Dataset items
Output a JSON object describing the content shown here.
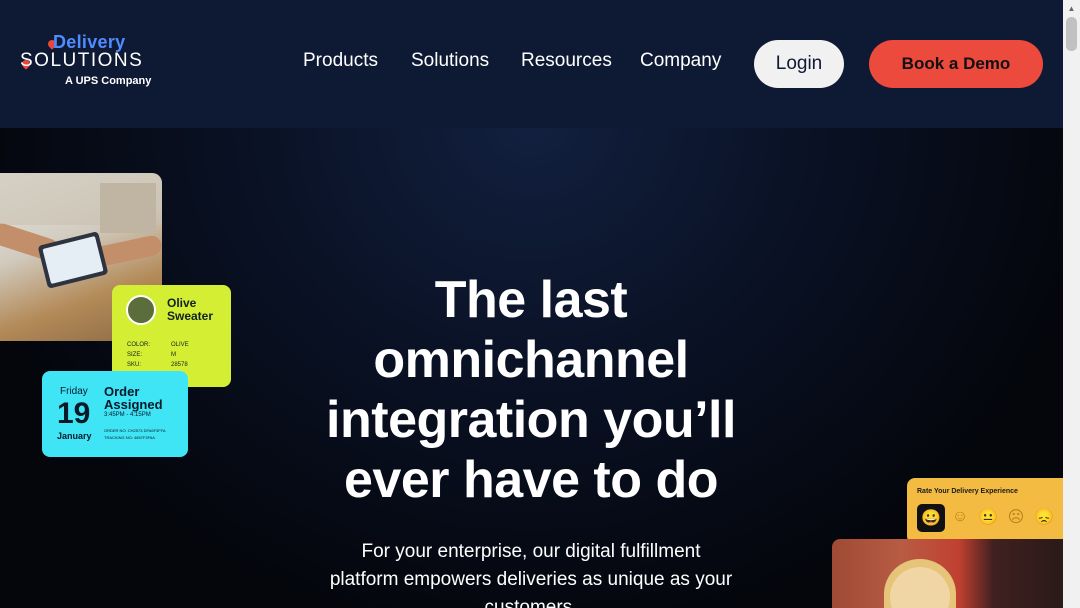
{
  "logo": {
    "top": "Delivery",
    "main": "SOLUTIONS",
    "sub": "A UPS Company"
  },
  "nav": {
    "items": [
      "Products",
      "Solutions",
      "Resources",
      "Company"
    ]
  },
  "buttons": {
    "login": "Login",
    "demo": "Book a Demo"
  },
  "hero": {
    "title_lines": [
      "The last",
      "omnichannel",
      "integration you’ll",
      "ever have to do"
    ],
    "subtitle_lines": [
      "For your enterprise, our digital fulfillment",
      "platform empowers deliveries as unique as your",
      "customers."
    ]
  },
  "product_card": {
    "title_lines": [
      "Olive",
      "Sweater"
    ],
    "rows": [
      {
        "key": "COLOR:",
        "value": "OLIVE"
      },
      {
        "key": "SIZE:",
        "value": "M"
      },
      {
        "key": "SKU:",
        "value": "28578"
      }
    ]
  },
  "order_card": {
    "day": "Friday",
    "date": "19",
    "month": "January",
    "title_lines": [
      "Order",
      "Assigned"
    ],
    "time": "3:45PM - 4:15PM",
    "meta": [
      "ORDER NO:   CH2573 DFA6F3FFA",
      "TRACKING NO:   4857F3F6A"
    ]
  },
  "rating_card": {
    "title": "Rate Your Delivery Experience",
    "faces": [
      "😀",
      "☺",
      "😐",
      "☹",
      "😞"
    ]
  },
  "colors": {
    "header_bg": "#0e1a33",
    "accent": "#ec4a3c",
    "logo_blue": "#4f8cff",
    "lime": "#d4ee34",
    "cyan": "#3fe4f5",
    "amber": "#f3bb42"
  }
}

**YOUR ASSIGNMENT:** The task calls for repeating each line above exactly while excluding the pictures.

**EXERCISE ANSWER:**
Output a JSON object describing the content shown here.
{
  "logo": {
    "top": "Delivery",
    "main": "SOLUTIONS",
    "sub": "A UPS Company"
  },
  "nav": {
    "items": [
      "Products",
      "Solutions",
      "Resources",
      "Company"
    ]
  },
  "buttons": {
    "login": "Login",
    "demo": "Book a Demo"
  },
  "hero": {
    "title_lines": [
      "The last",
      "omnichannel",
      "integration you’ll",
      "ever have to do"
    ],
    "subtitle_lines": [
      "For your enterprise, our digital fulfillment",
      "platform empowers deliveries as unique as your",
      "customers."
    ]
  },
  "product_card": {
    "title_lines": [
      "Olive",
      "Sweater"
    ],
    "rows": [
      {
        "key": "COLOR:",
        "value": "OLIVE"
      },
      {
        "key": "SIZE:",
        "value": "M"
      },
      {
        "key": "SKU:",
        "value": "28578"
      }
    ]
  },
  "order_card": {
    "day": "Friday",
    "date": "19",
    "month": "January",
    "title_lines": [
      "Order",
      "Assigned"
    ],
    "time": "3:45PM - 4:15PM",
    "meta": [
      "ORDER NO:   CH2573 DFA6F3FFA",
      "TRACKING NO:   4857F3F6A"
    ]
  },
  "rating_card": {
    "title": "Rate Your Delivery Experience",
    "faces": [
      "😀",
      "☺",
      "😐",
      "☹",
      "😞"
    ]
  },
  "colors": {
    "header_bg": "#0e1a33",
    "accent": "#ec4a3c",
    "logo_blue": "#4f8cff",
    "lime": "#d4ee34",
    "cyan": "#3fe4f5",
    "amber": "#f3bb42"
  }
}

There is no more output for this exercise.